Last night I attended the graduation ceremonies for City Academy, a small, urban charter high school in Salt Lake City. (I'm City Academy's Board Chair.) I couldn't help but compare that event with the graduation ceremonies at Pleasant Grove High School, where my daughter received her diploma a week ago, or those of BYU and Westminster College which I have attended over the years.
CA graduated 18 students. Of that number one was from Brazil, another from Germany, and three others from Latin America. Many had struggled to get to graduation, and all were thrilled to have made it.
I know these things because their advisor spoke about each of the students, and then each student spoke briefly. By the time the event was over, a close listener could begin to suss out the relationships that made their graduation possible. Most spoke of their families, two women spoke about their boyfriends, several mentioned a couple of challenging but inspiring teachers, and every one talked about how much they had appreciated the help of their faculty advisors.

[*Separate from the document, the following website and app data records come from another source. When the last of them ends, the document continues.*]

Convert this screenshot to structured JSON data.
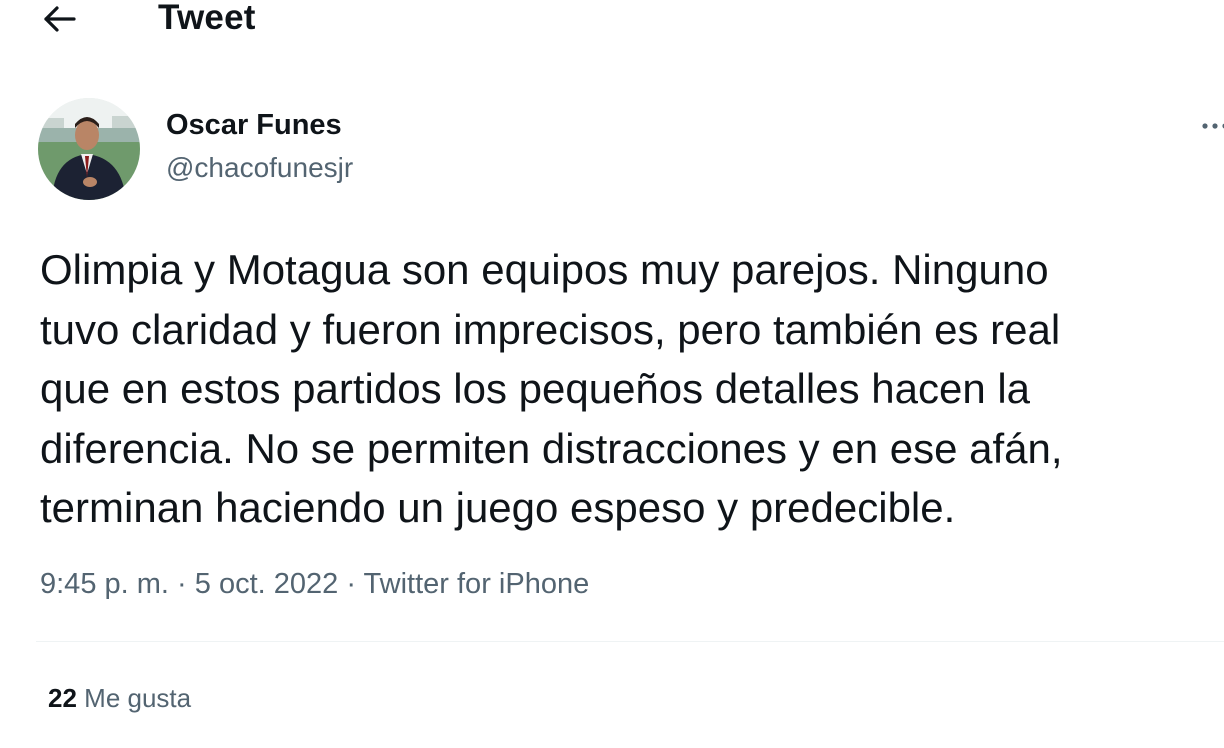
{
  "header": {
    "back_icon": "arrow-left-icon",
    "title": "Tweet"
  },
  "tweet": {
    "author": {
      "name": "Oscar Funes",
      "handle": "@chacofunesjr",
      "avatar_icon": "profile-photo"
    },
    "more_icon": "more-horizontal-icon",
    "text": "Olimpia y Motagua son equipos muy parejos. Ninguno\ntuvo claridad y fueron imprecisos, pero también es real\nque en estos partidos los pequeños detalles hacen la\ndiferencia. No se permiten distracciones y en ese afán,\nterminan haciendo un juego espeso y predecible.",
    "time": "9:45 p. m.",
    "separator": "·",
    "date": "5 oct. 2022",
    "source": "Twitter for iPhone",
    "likes": {
      "count": "22",
      "label": "Me gusta"
    }
  },
  "colors": {
    "text_primary": "#0f1419",
    "text_secondary": "#536471",
    "divider": "#eff3f4"
  }
}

The event was unceremonious by the standards of PGHS, BYU, or Westminster. The talks weren't fully prepared, the microphones squawked often, the refreshments came from home, parents crowded the stage to shoot photos of their kids, children ran around the room. Graduation events at all of the other schools would have limited this sort of stuff. And they would have been loaded with more ceremonial activities.
The relative absence of ceremony and symbol, and the presence of microphone feedback, homemade refreshments, and meandering kids were not a distraction because CA creates relationships that accept all of those things, because all of those things fit in CA's idea of itself.
CA's relationships are due in part to its mission, and to its faculty, and to its remarkable founder Sonia Woodbury. But they are due also to the school's size and the demands that it places on people. CA has to do everything that larger schools do (assessment, theatre, dances, state reports, etc.) and that means that all of the faculty and most of the students are generalists. That makes it possible for them to be connected to each other in varied, powerful ways.
Bigger schools lack those connections. At PGHS the Student Council did many of the things that all students at CA are responsible for. The same general point is true for BYU, which is so large that every task is completed by some small group or individual.
Westminster is on the cusp of moving from CA's model to that of the bigger schools. Our enrollment is larger than ever before, but even more to the point, there is a persistent sense that Westminster needs to strengthen its sense of community (even though that level of community is far stronger than any I've ever seen in higher ed).
I don't know exactly how a school strengthens its sense of community, but if the lessons from graduation mean anything, it is that ceremony for large schools takes the place of community at small schools. The question, then, is how to craft ceremonies that build community, and how to do it in a way that strengthens relationships rather than replacing them with empty symbols and pledges.